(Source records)
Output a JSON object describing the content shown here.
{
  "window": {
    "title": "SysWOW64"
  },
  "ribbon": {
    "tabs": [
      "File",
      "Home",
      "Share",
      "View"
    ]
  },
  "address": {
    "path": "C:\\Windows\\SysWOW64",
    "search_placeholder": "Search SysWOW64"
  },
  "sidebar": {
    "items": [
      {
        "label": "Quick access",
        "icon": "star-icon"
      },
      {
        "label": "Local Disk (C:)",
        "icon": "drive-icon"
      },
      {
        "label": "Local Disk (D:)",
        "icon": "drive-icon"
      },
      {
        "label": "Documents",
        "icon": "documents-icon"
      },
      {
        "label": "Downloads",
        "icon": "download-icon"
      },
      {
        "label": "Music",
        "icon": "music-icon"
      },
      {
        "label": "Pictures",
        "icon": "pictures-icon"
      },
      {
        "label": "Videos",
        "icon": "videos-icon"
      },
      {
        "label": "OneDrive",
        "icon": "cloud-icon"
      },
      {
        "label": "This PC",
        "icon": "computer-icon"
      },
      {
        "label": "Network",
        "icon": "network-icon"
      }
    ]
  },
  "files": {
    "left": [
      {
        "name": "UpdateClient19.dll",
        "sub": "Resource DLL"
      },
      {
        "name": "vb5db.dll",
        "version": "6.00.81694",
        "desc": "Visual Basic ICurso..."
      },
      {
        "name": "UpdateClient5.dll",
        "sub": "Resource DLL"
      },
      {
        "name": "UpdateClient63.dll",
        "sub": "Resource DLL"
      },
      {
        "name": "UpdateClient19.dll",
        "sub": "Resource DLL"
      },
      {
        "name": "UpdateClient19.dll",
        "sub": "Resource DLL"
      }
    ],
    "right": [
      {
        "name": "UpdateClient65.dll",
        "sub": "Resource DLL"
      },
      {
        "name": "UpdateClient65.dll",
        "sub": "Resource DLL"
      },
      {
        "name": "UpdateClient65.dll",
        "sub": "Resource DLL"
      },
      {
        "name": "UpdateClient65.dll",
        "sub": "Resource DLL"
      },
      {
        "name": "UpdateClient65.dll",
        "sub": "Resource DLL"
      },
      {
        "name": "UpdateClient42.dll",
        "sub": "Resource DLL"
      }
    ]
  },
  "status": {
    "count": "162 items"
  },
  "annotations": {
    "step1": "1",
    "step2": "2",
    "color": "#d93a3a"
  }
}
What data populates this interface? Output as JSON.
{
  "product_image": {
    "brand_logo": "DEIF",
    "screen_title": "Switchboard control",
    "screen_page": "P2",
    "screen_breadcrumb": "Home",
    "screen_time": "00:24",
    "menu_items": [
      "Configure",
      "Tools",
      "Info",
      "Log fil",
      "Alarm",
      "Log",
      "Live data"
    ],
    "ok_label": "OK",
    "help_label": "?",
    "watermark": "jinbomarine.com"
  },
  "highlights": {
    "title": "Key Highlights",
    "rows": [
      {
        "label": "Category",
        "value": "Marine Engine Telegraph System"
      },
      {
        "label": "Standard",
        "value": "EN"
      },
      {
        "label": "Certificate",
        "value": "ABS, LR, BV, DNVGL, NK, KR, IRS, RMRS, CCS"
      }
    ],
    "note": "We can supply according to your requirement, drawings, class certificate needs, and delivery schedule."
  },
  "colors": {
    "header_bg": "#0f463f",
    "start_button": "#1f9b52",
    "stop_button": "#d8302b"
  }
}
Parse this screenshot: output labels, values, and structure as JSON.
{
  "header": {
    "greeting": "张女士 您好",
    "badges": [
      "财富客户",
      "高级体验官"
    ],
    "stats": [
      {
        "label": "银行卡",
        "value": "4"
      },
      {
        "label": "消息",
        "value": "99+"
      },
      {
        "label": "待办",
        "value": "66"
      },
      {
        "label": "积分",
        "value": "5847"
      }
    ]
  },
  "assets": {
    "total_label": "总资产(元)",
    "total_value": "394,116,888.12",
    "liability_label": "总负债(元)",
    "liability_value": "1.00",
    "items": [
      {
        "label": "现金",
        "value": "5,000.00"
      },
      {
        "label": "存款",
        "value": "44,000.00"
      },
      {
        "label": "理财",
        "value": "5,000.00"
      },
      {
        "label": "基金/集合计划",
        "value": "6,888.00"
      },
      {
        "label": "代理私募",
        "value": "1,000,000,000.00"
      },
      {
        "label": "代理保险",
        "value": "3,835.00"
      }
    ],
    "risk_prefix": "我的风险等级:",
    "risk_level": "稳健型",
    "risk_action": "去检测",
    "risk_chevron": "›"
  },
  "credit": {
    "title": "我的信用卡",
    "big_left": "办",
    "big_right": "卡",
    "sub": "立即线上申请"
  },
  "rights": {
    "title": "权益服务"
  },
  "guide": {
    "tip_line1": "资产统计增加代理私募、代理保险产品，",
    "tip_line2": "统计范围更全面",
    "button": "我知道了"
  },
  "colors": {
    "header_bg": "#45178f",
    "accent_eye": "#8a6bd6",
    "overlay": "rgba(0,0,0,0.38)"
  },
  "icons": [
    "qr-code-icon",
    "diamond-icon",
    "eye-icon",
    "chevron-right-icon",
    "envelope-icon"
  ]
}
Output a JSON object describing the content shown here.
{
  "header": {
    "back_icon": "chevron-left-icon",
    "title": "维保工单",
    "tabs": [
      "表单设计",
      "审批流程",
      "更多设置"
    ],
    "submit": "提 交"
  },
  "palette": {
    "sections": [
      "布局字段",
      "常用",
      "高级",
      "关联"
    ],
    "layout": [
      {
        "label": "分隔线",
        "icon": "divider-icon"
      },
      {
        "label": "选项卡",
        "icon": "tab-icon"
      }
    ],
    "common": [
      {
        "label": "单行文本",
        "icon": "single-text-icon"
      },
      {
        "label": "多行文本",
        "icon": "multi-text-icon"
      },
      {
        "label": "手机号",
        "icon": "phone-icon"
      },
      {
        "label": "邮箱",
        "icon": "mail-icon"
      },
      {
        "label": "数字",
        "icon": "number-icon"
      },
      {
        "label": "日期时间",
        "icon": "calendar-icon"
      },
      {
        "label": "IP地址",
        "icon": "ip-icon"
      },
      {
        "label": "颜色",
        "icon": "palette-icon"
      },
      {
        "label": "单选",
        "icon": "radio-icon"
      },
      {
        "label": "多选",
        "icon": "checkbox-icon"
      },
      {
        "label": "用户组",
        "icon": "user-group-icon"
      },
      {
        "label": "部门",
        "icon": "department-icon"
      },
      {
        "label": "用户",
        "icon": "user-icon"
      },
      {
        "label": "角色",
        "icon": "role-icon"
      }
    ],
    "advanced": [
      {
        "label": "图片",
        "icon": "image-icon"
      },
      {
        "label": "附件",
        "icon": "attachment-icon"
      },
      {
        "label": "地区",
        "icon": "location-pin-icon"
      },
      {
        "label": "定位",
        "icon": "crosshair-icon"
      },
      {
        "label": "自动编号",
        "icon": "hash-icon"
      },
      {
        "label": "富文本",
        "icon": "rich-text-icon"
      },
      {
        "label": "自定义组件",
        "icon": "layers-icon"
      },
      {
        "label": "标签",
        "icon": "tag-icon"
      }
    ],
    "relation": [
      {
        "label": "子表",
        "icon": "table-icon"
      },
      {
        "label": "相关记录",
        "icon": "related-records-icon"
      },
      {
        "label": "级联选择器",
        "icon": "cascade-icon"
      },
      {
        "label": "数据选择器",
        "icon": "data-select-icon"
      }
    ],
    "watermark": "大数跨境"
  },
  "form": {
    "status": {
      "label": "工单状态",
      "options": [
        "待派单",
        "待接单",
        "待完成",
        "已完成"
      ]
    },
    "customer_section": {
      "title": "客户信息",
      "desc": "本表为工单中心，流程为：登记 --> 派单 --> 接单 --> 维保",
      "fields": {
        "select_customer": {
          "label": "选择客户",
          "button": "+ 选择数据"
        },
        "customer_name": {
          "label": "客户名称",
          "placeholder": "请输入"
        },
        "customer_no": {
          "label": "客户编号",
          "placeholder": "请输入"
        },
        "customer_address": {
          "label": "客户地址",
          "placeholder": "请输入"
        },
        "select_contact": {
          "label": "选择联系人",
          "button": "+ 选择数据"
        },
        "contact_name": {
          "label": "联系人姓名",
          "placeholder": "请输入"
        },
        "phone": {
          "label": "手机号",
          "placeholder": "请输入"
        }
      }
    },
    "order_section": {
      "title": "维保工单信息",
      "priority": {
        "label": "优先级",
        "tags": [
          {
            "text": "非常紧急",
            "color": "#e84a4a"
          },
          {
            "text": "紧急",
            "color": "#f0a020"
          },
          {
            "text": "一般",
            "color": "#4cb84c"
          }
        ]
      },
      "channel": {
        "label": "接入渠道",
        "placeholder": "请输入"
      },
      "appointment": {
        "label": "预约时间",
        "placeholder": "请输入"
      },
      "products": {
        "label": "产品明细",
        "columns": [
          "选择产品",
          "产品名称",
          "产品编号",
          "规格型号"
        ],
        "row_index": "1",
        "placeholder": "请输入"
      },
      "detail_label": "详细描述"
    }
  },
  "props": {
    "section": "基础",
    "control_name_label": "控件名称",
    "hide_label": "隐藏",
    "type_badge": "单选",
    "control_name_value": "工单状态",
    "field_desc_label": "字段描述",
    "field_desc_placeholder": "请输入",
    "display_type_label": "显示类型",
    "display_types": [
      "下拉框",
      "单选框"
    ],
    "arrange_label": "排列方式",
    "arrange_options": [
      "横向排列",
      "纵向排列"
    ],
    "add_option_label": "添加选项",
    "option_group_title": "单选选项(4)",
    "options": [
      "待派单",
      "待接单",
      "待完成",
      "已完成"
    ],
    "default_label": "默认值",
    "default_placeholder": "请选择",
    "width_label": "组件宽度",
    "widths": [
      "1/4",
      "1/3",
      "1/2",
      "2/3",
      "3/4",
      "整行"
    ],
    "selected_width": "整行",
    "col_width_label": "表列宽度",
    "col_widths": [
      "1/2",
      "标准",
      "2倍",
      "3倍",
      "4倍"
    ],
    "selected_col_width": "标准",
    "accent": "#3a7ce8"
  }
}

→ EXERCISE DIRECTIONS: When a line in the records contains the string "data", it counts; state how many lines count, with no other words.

→ ANSWER SECTION: 3